Some Memories of Wisconsin House

Baraboo Republic, March 5, 1912

 

 Wisconsin House

Wisconsin House

A dozen men are engaged in taking down the old Wisconsin House building and out of this number only of the men is in position to read history from the old oak timbers as they become exposed. Chris Thuerer took part in the construction of the building, that is the west wing which is of wood, and he is also assisting in taking it down, undoing the work of almost half a century. What Mr. Thuerer reads from these old timbers brings back vividly to his memory that in 1868 he resided in Lodi, having gone there a short time before from Prairie du Sac, and having heard so much of the wonders of Baraboo – that it was the most prosperous of any small place in the state – he decided to plunge in to the almost unknown forest between Lodi and Baraboo, and seek his fortune. He invested in a new pair of boots and made the trip on foot. He remembers very distinctly that the distance seemed very long for the new boots produced many blisters on his feet.

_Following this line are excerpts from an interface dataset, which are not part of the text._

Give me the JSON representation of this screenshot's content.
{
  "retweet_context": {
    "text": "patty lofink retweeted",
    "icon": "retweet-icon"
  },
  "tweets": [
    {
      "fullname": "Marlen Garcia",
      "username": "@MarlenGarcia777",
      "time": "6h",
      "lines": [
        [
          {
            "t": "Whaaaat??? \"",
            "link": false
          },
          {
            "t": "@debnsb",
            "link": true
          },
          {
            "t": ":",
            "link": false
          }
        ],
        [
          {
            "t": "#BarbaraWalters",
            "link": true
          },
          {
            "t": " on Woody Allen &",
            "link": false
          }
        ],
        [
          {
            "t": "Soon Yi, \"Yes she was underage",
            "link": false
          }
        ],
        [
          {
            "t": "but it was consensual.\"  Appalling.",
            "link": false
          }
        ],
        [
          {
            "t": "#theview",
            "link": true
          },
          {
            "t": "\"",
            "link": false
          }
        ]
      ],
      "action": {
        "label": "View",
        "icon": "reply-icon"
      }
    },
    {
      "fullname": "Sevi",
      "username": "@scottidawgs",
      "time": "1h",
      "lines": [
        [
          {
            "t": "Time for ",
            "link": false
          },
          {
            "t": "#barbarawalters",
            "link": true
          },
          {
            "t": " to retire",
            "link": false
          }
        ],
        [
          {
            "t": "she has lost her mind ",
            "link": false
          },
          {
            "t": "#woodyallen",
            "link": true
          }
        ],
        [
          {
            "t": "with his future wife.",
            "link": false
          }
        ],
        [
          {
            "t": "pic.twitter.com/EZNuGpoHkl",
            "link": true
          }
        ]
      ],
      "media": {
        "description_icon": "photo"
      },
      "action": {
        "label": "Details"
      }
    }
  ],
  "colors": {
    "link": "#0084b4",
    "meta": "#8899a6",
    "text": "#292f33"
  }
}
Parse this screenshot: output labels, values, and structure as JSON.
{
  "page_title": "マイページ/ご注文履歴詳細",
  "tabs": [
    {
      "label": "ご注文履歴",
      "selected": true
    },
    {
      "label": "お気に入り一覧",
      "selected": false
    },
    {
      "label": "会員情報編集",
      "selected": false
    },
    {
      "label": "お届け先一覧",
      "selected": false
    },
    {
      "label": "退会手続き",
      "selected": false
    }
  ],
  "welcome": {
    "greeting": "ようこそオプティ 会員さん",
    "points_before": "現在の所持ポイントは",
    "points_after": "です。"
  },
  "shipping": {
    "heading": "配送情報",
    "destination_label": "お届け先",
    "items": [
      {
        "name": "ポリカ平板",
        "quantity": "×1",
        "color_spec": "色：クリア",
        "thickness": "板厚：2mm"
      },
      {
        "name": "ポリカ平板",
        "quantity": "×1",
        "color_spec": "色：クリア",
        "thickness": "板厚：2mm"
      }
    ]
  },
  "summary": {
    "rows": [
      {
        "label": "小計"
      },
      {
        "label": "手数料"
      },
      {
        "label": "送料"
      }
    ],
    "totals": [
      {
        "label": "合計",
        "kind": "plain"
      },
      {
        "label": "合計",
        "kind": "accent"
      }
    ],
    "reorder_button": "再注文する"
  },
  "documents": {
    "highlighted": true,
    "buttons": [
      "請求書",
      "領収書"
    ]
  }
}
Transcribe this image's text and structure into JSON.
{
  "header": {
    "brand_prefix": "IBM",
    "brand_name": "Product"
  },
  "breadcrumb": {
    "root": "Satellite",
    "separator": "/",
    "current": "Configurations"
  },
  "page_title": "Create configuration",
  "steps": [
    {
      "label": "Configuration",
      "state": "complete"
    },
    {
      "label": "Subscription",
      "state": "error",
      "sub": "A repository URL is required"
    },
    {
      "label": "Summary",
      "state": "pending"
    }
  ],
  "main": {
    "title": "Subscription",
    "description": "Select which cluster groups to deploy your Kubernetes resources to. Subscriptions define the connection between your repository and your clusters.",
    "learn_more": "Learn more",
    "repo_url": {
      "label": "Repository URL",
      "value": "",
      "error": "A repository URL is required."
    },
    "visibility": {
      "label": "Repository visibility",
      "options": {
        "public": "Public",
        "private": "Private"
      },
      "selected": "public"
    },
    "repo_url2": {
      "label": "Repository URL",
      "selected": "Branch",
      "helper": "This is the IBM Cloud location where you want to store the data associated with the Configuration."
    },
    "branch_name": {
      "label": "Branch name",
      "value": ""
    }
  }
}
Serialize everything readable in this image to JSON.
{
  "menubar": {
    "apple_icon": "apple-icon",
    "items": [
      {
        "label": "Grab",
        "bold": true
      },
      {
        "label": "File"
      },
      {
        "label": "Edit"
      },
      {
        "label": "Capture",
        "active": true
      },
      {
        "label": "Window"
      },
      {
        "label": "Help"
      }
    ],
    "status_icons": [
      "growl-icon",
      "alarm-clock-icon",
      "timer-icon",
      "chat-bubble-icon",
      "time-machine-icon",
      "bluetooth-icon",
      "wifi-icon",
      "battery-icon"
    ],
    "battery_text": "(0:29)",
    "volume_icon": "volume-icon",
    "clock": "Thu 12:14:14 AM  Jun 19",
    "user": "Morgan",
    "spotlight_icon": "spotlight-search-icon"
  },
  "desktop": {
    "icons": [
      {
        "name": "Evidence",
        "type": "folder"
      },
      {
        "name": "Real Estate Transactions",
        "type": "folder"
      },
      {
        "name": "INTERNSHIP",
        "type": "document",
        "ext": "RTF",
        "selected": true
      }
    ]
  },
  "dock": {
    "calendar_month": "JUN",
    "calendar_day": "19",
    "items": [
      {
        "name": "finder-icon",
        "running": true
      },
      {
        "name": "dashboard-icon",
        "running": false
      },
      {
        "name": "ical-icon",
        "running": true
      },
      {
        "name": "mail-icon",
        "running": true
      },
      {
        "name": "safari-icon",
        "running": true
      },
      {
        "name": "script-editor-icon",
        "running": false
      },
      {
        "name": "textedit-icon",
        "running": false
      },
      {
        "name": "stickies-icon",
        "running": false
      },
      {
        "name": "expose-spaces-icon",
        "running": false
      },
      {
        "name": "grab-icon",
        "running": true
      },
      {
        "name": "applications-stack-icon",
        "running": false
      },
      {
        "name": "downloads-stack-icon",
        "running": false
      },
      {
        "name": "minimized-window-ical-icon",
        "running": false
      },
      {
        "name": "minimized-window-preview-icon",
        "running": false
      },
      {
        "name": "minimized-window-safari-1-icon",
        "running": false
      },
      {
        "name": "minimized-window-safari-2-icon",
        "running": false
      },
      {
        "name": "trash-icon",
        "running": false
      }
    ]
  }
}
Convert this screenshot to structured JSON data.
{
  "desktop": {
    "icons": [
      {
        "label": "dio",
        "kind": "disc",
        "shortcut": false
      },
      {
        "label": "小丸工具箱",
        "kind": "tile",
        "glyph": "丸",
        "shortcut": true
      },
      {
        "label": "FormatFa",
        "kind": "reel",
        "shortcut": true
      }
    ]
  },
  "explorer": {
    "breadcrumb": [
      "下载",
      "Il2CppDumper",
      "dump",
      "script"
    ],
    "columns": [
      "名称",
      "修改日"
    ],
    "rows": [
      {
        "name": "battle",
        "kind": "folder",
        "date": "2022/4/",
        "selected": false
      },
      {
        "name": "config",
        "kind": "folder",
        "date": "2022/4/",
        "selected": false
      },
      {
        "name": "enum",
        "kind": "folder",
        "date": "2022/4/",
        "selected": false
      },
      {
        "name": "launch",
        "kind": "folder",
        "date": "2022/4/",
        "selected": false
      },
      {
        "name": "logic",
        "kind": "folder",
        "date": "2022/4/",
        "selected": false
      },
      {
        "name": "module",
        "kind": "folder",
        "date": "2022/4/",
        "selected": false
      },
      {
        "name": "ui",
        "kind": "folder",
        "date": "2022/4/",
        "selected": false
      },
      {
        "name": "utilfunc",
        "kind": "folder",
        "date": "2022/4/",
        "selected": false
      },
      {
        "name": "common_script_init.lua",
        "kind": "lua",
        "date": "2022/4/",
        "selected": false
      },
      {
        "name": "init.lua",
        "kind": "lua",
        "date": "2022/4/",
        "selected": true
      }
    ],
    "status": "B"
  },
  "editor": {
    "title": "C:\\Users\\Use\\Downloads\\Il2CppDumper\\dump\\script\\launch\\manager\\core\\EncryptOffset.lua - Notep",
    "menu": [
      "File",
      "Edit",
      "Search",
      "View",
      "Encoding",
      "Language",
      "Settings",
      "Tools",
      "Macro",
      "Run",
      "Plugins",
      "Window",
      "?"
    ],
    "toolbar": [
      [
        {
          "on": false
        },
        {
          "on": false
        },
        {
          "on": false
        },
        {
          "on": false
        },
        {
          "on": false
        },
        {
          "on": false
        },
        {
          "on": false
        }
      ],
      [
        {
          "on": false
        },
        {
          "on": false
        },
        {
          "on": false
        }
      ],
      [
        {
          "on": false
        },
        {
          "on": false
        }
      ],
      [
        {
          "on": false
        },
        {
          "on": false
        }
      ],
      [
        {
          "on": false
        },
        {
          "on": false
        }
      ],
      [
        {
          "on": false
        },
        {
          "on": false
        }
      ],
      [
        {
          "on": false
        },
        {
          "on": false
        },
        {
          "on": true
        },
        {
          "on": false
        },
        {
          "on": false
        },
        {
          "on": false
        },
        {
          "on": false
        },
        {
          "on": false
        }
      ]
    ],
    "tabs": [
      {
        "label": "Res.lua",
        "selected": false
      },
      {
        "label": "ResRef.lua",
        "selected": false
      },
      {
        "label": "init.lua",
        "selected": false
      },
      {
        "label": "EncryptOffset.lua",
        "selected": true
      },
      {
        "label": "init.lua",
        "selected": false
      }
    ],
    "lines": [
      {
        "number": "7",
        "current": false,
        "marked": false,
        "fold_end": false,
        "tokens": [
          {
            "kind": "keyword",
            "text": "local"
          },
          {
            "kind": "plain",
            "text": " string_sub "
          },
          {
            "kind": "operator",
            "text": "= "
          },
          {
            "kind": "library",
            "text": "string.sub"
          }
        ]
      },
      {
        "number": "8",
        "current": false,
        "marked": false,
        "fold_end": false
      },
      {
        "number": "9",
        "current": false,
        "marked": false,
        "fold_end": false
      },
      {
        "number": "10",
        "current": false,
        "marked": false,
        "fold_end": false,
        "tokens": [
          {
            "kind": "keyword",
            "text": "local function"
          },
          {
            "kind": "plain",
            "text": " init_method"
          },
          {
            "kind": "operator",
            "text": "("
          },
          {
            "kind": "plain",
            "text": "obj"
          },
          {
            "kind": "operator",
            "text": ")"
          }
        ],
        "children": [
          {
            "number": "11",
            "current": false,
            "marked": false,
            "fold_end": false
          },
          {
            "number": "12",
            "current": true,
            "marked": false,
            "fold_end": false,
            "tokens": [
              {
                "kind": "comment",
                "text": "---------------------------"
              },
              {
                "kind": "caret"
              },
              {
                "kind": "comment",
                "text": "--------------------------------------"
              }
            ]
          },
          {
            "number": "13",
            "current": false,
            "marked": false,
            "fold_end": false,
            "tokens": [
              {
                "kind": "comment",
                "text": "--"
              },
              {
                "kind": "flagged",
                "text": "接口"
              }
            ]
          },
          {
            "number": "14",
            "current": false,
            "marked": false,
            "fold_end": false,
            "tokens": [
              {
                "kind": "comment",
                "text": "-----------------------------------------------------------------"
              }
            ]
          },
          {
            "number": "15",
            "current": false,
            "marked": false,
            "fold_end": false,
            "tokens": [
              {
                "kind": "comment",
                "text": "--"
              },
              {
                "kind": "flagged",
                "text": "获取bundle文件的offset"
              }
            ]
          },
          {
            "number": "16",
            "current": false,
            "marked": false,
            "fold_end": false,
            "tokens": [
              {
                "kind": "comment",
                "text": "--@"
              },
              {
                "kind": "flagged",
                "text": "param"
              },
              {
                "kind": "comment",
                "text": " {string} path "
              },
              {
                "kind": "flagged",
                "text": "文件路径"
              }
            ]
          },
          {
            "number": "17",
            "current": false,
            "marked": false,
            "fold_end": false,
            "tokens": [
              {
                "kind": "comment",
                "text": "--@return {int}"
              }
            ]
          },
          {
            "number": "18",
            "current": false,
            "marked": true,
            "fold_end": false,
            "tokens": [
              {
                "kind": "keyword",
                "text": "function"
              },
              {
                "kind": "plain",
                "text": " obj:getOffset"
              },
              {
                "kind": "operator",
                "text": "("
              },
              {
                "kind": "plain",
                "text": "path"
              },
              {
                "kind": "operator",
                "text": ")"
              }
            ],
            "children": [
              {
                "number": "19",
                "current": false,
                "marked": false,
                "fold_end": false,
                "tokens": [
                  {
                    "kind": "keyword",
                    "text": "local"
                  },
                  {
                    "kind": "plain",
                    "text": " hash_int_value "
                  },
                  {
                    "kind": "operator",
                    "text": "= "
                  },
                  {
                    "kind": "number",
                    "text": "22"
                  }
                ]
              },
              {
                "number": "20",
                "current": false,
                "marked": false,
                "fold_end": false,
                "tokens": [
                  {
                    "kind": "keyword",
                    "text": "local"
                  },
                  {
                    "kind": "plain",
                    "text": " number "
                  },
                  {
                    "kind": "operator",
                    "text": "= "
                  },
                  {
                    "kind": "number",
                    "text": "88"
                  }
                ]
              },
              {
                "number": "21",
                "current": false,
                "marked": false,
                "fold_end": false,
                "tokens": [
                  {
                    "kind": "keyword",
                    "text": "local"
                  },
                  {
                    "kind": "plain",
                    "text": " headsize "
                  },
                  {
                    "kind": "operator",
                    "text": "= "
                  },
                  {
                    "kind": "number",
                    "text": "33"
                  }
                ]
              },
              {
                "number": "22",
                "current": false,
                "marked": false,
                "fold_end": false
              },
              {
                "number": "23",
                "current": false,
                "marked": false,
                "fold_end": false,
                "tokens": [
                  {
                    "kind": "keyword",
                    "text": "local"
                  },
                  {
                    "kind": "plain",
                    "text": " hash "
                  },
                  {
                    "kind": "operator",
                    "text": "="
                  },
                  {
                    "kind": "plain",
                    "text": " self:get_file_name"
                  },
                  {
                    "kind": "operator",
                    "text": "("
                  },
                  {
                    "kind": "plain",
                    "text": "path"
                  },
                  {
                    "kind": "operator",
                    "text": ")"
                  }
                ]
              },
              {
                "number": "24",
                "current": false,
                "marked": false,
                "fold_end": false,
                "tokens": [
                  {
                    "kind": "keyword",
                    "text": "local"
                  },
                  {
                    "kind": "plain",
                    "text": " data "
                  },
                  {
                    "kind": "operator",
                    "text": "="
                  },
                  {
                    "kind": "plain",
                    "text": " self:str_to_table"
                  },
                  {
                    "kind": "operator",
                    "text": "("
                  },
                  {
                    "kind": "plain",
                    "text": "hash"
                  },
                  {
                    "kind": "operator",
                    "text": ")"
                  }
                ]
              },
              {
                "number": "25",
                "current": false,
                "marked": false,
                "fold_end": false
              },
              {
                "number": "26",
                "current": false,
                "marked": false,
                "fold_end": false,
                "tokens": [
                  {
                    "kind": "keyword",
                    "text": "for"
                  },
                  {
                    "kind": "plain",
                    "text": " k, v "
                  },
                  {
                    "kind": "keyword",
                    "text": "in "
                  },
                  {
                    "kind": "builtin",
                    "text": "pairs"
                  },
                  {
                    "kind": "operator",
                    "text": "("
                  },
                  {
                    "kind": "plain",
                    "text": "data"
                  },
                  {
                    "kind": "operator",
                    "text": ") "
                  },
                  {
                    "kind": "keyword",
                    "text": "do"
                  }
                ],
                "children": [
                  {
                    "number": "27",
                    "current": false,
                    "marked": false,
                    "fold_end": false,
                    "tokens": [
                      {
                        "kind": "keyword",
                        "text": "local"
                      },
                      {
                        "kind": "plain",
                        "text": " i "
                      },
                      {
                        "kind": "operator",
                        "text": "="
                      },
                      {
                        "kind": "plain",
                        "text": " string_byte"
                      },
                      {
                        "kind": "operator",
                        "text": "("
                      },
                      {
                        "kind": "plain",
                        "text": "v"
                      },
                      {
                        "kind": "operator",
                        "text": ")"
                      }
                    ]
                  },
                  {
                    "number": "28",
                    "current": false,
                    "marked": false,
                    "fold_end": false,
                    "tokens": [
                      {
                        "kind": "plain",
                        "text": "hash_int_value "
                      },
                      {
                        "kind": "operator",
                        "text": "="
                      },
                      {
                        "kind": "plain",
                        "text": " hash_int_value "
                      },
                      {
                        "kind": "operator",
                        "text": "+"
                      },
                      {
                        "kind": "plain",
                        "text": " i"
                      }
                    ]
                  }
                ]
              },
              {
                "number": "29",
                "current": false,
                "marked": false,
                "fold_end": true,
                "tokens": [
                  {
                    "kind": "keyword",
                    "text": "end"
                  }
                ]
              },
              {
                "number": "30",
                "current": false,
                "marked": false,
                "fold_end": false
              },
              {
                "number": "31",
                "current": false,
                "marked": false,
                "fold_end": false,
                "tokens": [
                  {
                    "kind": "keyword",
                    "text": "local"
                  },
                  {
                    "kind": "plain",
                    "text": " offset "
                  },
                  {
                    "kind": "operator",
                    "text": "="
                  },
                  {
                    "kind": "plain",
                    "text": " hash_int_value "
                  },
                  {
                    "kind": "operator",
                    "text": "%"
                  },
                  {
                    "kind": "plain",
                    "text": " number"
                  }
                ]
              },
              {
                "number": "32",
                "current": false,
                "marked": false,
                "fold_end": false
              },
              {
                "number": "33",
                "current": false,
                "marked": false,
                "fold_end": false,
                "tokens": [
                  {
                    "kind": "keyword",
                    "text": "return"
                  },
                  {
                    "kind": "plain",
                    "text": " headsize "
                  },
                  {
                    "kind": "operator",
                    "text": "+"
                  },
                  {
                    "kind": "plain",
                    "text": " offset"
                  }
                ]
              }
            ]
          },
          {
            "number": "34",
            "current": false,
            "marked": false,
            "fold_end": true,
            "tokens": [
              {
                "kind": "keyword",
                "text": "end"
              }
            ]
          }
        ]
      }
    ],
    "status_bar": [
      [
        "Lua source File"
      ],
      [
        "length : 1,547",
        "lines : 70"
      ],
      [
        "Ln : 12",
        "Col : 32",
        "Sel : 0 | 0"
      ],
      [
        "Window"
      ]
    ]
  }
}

Mr. Thuerer found a job in the blacksmith shop of Cooper & White. At that time Charles Bender was engaged in the blacksmith shop of G. G. Gollmar, on Fourth street, where A.J. Koepp’s shop now stands. Then the hop business as at its height and everybody was prosperous and hopes were entertained that all would become very wealthy within a few years, and that Baraboo was the true Mecca of the world. Mr. Thuerer and Mr. Bender, young men with life all before them, formed a partnership and named the new firm Thuerer & Bender. They did a thriving business, and frequently worked late in the night to serve their many patrons, who were largely hop growers, and they generally received a promised to pay when the hops were sold. At that time anyone with a hop yard had more credit than a bank, for then the banks in small places were not so strong as today, because of the laws and governmental regulation, while the hop growers were supposed to have a gold mine in every hill of hops. When the crash came in 1869 and everyone tried to liquidate the new firm found itself about $600 worse off than nothing. But they struggled on and continued to work hard, and like many others in this locality, succeeded in wiping out the old indebtedness and recouped their finances. In looking over the history of events, Mr. Thuerer and Mr. Gollmar are the only ones yet numbered among the living, and still outlive the old building.

The work done on the old building by Thuerer & Bender was to furnish the heavy iron work in the roof support. When the wood structure was first built the second floor was a large hall, with an arched ceiling. In later years the great room was partitioned and changed into sleeping apartments, and now as the lower ceiling is being removed the arched ceiling is exposed and gives evidence of what it used to be in the old times. The lumber used in the structure is first class, for at that times only the best timber was taken and the tree that did not make a wide perfect board was left in the woods. The common lumber of that day is now finishing lumber of today, and is an evidence of the shortsightedness of people in destroying the resources of the country. Now the talk is all of conservation, while then it was a question of taking nothing but the best.

 

Address: P.O. Box 651, Baraboo, WI 53913 

Museum Location: 53